I can’t face the idea of writing another 3,000-word book review, so I’ll blog Sarah Thornton’s Seven Days in the Art World as I’m reading it. I haven’t even got past the introduction yet, but I’ve already found one sentence which is probably a lot more interesting than Thornton intended:
Even the most businesslike dealers will tell you that making money should be a byproduct of art, not its main goal. Art needs motives that are more profound than profit if it is to maintain its difference from–and position above–other cultural forms.
I wish I knew a bit more about what Thornton had in mind here, because frankly art’s "difference from–and position above–other cultural forms" has already been severely eroded, insofar as it ever existed in the first place. Here in Berlin, DVDs comprising four hours’ worth of people dancing on YouTube are being sold for $22,250 apiece, thanks to being editioned and sold off as the work of Assume Vivid Astro Focus.
Elsewhere, the lines between fine art and other media have been blurring since long before Andy Warhol designed an album cover for the Velvet Underground, and even before Henri de Toulouse-Lautrec put his considerable talents to work designing posters for the Moulin Rouge in the late 19th Century. At this point, the dividing lines are all but indiscernible: if Julian Schnabel is an artist-turned-film-director, and John Waters is a film-director-turned-artist, what is Matthew Barney? And what is Chris Cunningham, whose music videos get more play in art shows than they do on MTV? I could come up with similar examples for any other "cultural form" Thornton cared to mention, from theater to music to dance and even fireworks shows. (I might have difficulty with standup comedy, but you get the general idea.)
In each of these examples, I doubt many practitioners of the art in question would meekly agree that art was "positioned above" themselves, just because they don’t exhibit in galleries. And they would all lay claim to "motives more profound than profit".

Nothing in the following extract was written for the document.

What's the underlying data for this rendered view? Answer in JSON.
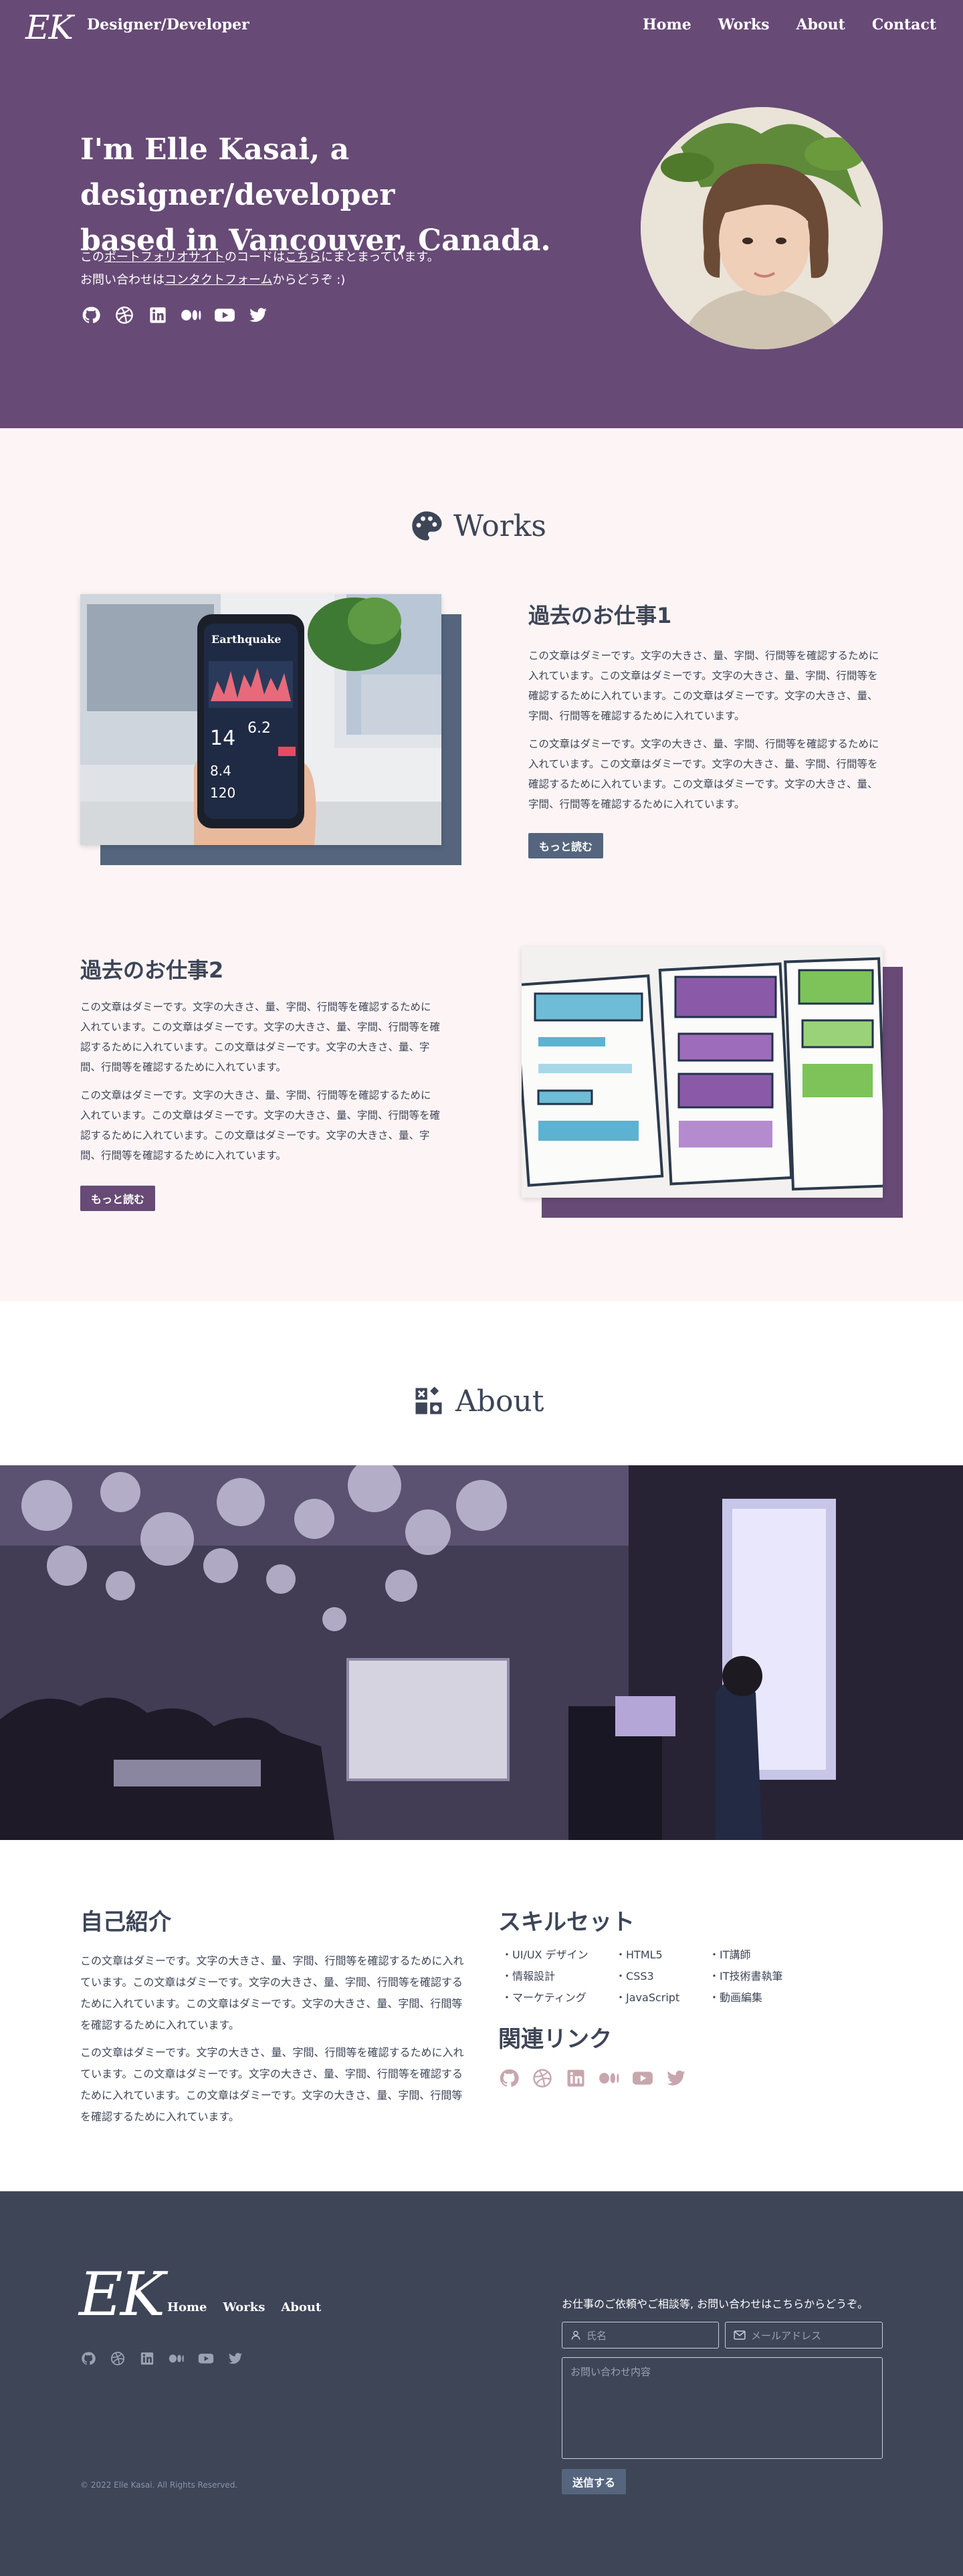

If there is a difference with fine art, it’s that the collectors are particularly concerned about the profit motive — or at least they often can be. For all that music fans complain about artists "selling out", no one really mind if musicians make a lot of money. And in the film industry, being ridiculously highly-paid is never an obstacle to artistic credibility.
But fine art motivated by profit is considered somehow ignoble. Why, those artists, they just toil away in their studios, doing whatever it is that their creative drive impels them to do; the dirty job of selling their product is outsourced to their gallerists, and the artists would never interfere in that side of things, or deliberately make work just because it will sell for large amounts of money. This fiction clearly it serves a purpose, or else it wouldn’t have made its way into Thornton’s book.

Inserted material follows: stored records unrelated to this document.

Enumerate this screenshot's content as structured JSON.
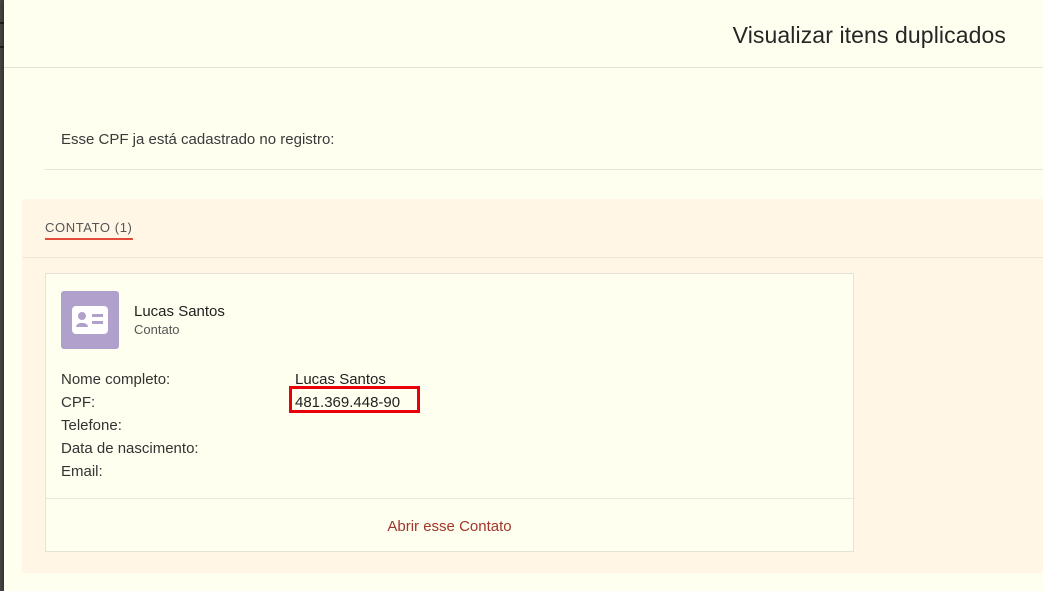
{
  "modal": {
    "title": "Visualizar itens duplicados",
    "message": "Esse CPF ja está cadastrado no registro:"
  },
  "section": {
    "tab_label": "CONTATO (1)"
  },
  "card": {
    "icon": "contact-card-icon",
    "avatar_color": "#b0a0cc",
    "name": "Lucas Santos",
    "type": "Contato",
    "fields": [
      {
        "label": "Nome completo:",
        "value": "Lucas Santos"
      },
      {
        "label": "CPF:",
        "value": "481.369.448-90"
      },
      {
        "label": "Telefone:",
        "value": ""
      },
      {
        "label": "Data de nascimento:",
        "value": ""
      },
      {
        "label": "Email:",
        "value": ""
      }
    ],
    "open_link": "Abrir esse Contato"
  },
  "colors": {
    "tab_underline": "#e24b3a",
    "highlight": "#e8000b",
    "link": "#a0352a"
  }
}
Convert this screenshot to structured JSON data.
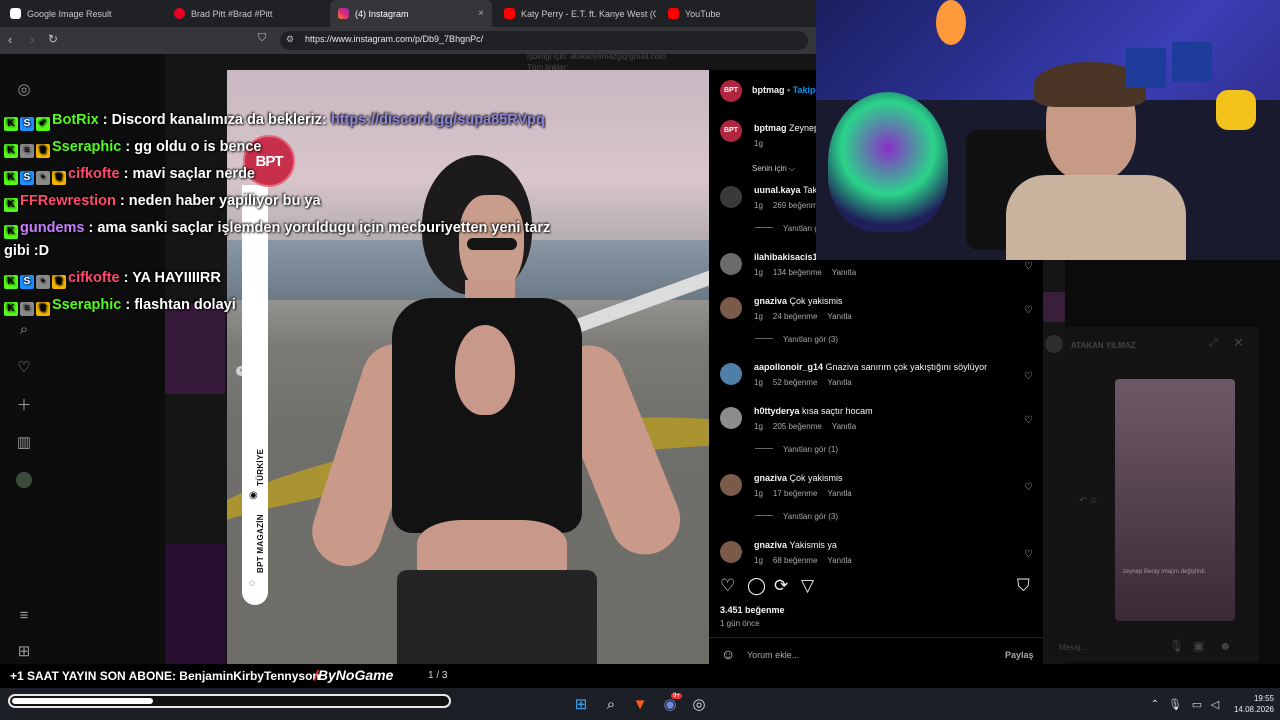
{
  "browser": {
    "tabs": [
      {
        "label": "Google Image Result",
        "icon_color": "#ffffff"
      },
      {
        "label": "Brad Pitt #Brad #Pitt",
        "icon_color": "#e60023"
      },
      {
        "label": "(4) Instagram",
        "icon_color": "#d62976"
      },
      {
        "label": "Katy Perry - E.T. ft. Kanye West (O",
        "icon_color": "#ff0000"
      },
      {
        "label": "YouTube",
        "icon_color": "#ff0000"
      }
    ],
    "active_tab_close": "×",
    "url": "https://www.instagram.com/p/Db9_7BhgnPc/"
  },
  "chat": [
    {
      "user": "BotRix",
      "user_color": "#53fc18",
      "badges": [
        "K",
        "S",
        "✔"
      ],
      "message": " : Discord kanalımıza da bekleriz: ",
      "link": "https://discord.gg/supa85RVpq"
    },
    {
      "user": "Sseraphic",
      "user_color": "#53fc18",
      "badges": [
        "K",
        "≡",
        "♛"
      ],
      "message": " : gg oldu o is bence"
    },
    {
      "user": "cifkofte",
      "user_color": "#ff4b6e",
      "badges": [
        "K",
        "S",
        "•",
        "♛"
      ],
      "message": " : mavi saçlar nerde"
    },
    {
      "user": "FFRewrestion",
      "user_color": "#ff4b6e",
      "badges": [
        "K"
      ],
      "message": " : neden haber yapiliyor bu ya"
    },
    {
      "user": "gundems",
      "user_color": "#c77dff",
      "badges": [
        "K"
      ],
      "message": " : ama sanki saçlar işlemden yoruldugu için mecburiyetten yeni tarz"
    },
    {
      "user": "",
      "user_color": "#ffffff",
      "badges": [],
      "message": "gibi :D"
    },
    {
      "user": "cifkofte",
      "user_color": "#ff4b6e",
      "badges": [
        "K",
        "S",
        "•",
        "♛"
      ],
      "message": " : YA HAYIIIIRR"
    },
    {
      "user": "Sseraphic",
      "user_color": "#53fc18",
      "badges": [
        "K",
        "≡",
        "♛"
      ],
      "message": " : flashtan dolayi"
    }
  ],
  "post": {
    "badge": "BPT",
    "strip_top": "TÜRKİYE",
    "strip_bottom": "BPT MAGAZİN",
    "page_indicator": "1 / 3"
  },
  "panel": {
    "header_user": "bptmag",
    "header_follow": "Takip",
    "caption_user": "bptmag",
    "caption_text": "Zeynep",
    "caption_time": "1g",
    "filter_label": "Senin için",
    "comments": [
      {
        "user": "uunal.kaya",
        "text": "Taki",
        "time": "1g",
        "likes": "269 beğenme",
        "reply": "Yanıtla",
        "more": "Yanıtları g",
        "avatar": "#3a3a3a"
      },
      {
        "user": "ilahibakisacis1",
        "text": "",
        "time": "1g",
        "likes": "134 beğenme",
        "reply": "Yanıtla",
        "more": "",
        "avatar": "#6a6a6a"
      },
      {
        "user": "gnaziva",
        "text": "Çok yakismis",
        "time": "1g",
        "likes": "24 beğenme",
        "reply": "Yanıtla",
        "more": "Yanıtları gör (3)",
        "avatar": "#7a5a48"
      },
      {
        "user": "aapollonoir_g14",
        "text": "Gnaziva sanırım çok yakıştığını söylüyor",
        "time": "1g",
        "likes": "52 beğenme",
        "reply": "Yanıtla",
        "more": "",
        "avatar": "#4f7ea6"
      },
      {
        "user": "h0ttyderya",
        "text": "kısa saçtır hocam",
        "time": "1g",
        "likes": "205 beğenme",
        "reply": "Yanıtla",
        "more": "Yanıtları gör (1)",
        "avatar": "#8c8c8c"
      },
      {
        "user": "gnaziva",
        "text": "Çok yakismis",
        "time": "1g",
        "likes": "17 beğenme",
        "reply": "Yanıtla",
        "more": "Yanıtları gör (3)",
        "avatar": "#7a5a48"
      },
      {
        "user": "gnaziva",
        "text": "Yakismis ya",
        "time": "1g",
        "likes": "68 beğenme",
        "reply": "Yanıtla",
        "more": "",
        "avatar": "#7a5a48"
      }
    ],
    "likes_total": "3.451 beğenme",
    "posted_ago": "1 gün önce",
    "comment_placeholder": "Yorum ekle...",
    "share_label": "Paylaş"
  },
  "background": {
    "top_text_1": "işbirliği için: atakanyilmazg@gmail.com",
    "top_text_2": "Tüm linkler:",
    "dm_user": "ATAKAN YILMAZ",
    "dm_caption": "zeynep Beray imajını değiştirdi.",
    "dm_placeholder": "Mesaj..."
  },
  "stream": {
    "sub_text": "+1 SAAT YAYIN SON ABONE: BenjaminKirbyTennyson",
    "logo_text": "ByNoGame",
    "progress": 0.33
  },
  "taskbar": {
    "time": "19:55",
    "date": "14.08.2026",
    "discord_badge": "9+"
  },
  "icons": {
    "back": "back-icon",
    "forward": "forward-icon",
    "reload": "reload-icon",
    "bookmark": "bookmark-icon"
  }
}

The purpose, I think, is that collectors never want to be reminded that they’re consumers. After all, this is a world where anybody can make their own Damien Hirst spot painting: when a collector buys one for hundreds of thousands of dollars, they’re buying the branding more than they are the object. (When Stevie Cohen bought the first Hirst shark, he even went so far as to throw the original away and get a new one flown in: so long as Hirst signed off on the switch, it was entirely kosher.)

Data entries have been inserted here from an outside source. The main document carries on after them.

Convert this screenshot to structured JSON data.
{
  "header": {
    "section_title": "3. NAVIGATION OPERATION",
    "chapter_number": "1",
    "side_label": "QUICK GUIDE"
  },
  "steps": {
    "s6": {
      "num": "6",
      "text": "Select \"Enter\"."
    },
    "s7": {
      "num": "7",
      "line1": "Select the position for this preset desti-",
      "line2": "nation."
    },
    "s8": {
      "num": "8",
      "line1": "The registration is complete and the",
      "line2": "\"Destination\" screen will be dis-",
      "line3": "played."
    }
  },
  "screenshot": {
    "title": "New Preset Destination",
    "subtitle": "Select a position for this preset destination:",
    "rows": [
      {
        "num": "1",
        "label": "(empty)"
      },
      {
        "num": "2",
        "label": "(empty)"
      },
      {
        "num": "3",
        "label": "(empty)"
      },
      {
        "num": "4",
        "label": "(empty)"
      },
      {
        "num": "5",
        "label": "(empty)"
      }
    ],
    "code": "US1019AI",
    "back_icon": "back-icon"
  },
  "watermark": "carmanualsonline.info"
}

In such a world, insecurities abound — and one way of reassuring collectors that they’re not blowing millions of dollars on the art-world equivalent of Crocs stock is by telling them that, really, it’s not about the money at all. Yes, art might be expensive, but there are lots of things which are expensive. Art, by contrast, has more profound motives. No wonder Thornton describes it as "a kind of alternative religion for atheists".